Brown, C. (2006). Poltergeist (1982 film) [online] wikipedia. Available at: https://en.wikipedia.org/wiki/Poltergeist_(1982_film)/  [Accessed 4 Jan. 2017].

ILM studio. Poltergeist. [online] ilm. Available at: http://www.ilm.com/vfx/poltergeist-2/ [Accessed 4 Jan. 2017].

BUF. (2016). POLTERGEIST | Visual Effects Making Of [image] vimeo. Available at: Â https://vimeo.com/181774567/  [Accessed 4 Jan. 2017].

Milk. (2015). Poltergeist Feature Film, 2015 [online] milk-vfx. Available at: http://www.milk-vfx.com/project/poltergeist/ [Accessed 4 Jan. 2017].

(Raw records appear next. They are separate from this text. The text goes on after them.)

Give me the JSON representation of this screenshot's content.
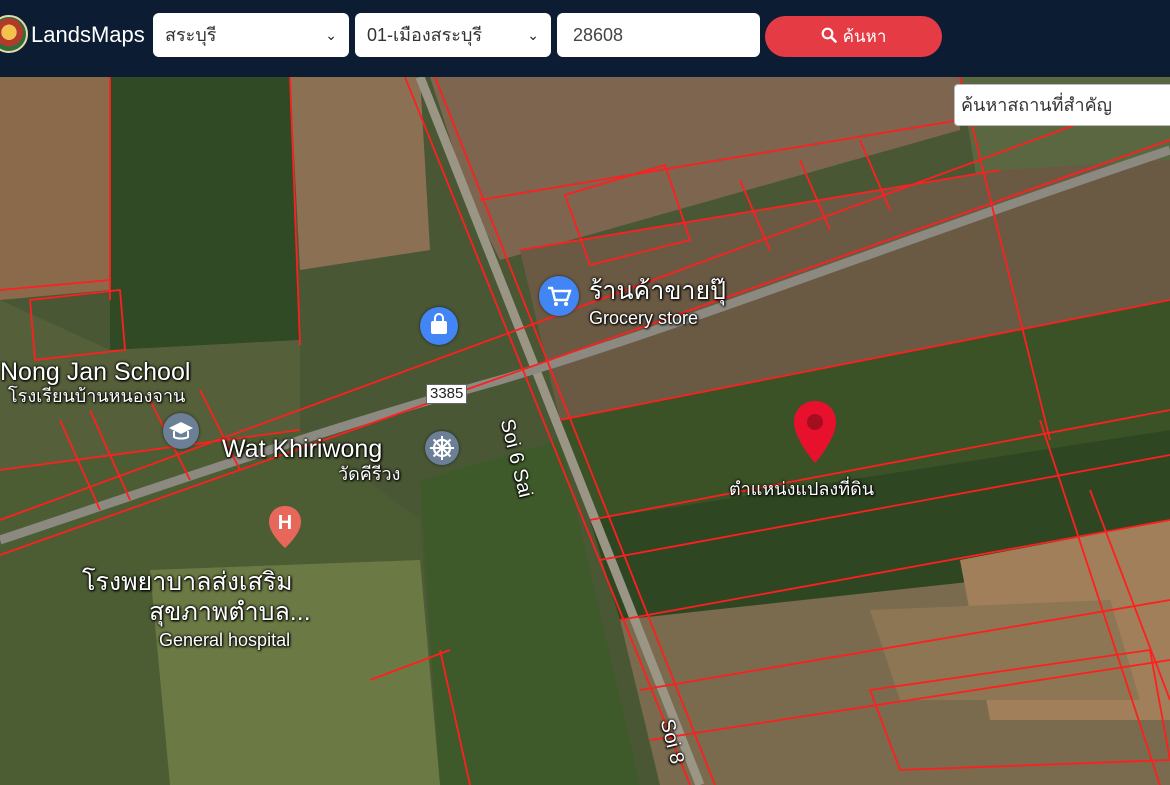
{
  "header": {
    "brand": "LandsMaps",
    "province": "สระบุรี",
    "district": "01-เมืองสระบุรี",
    "parcel_number": "28608",
    "search_button": "ค้นหา"
  },
  "place_search": {
    "placeholder": "ค้นหาสถานที่สำคัญ"
  },
  "map": {
    "parcel_marker_label": "ตำแหน่งแปลงที่ดิน",
    "road_badge": "3385",
    "places": [
      {
        "name_en": "Nong Jan School",
        "name_th": "โรงเรียนบ้านหนองจาน"
      },
      {
        "name_th": "ร้านค้าขายปุ๊",
        "category": "Grocery store"
      },
      {
        "name_en": "Wat Khiriwong",
        "name_th": "วัดคีรีวง"
      },
      {
        "name_th_1": "โรงพยาบาลส่งเสริม",
        "name_th_2": "สุขภาพตำบล...",
        "category": "General hospital"
      }
    ],
    "streets": [
      "Soi 6 Sai",
      "Soi 8"
    ]
  },
  "colors": {
    "header_bg": "#0c1c33",
    "search_button": "#e53b45",
    "parcel_lines": "#ff1f1f",
    "marker": "#e8112d"
  }
}
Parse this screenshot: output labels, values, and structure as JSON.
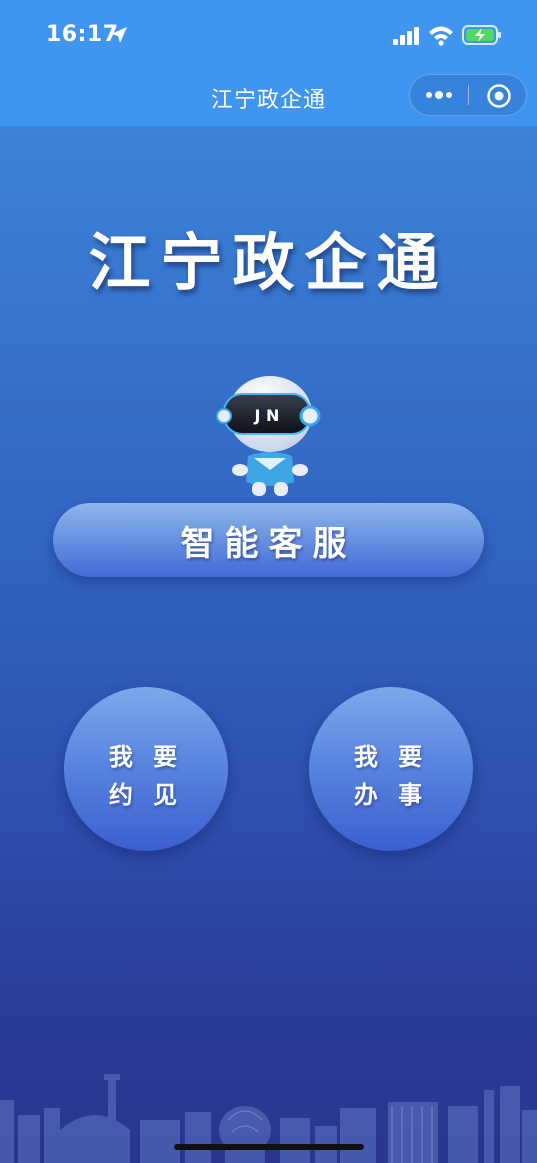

Porter, S. (2015). Look Away! Practical Horror Effects in Classic Films. [online] premiumbeat. Available at: https://www.premiumbeat.com/blog/look-away-practical-horror-effects-in-classic-films/  [Accessed 4 Jan. 2017].

Polowy, K. (2015). ‘Poltergeist’ Director Gil Kenan Couldn’t Resist Showing Us ‘The Other Side’ This Time. [online] yahoo. Available at: Â https://www.yahoo.com/movies/poltergeist-remake-behind-tv-screen-director-119617731497.html/ [Accessed 10 Jan. 2017].

Lowe, J. (2015). ‘Poltergeist’ Film Review: A Solid Remake. [online] yahoo. Available at: Â https://www.yahoo.com/movies/poltergeist-film-review-a-solid-remake-119372053762.html/  [Accessed 12 Jan. 2017]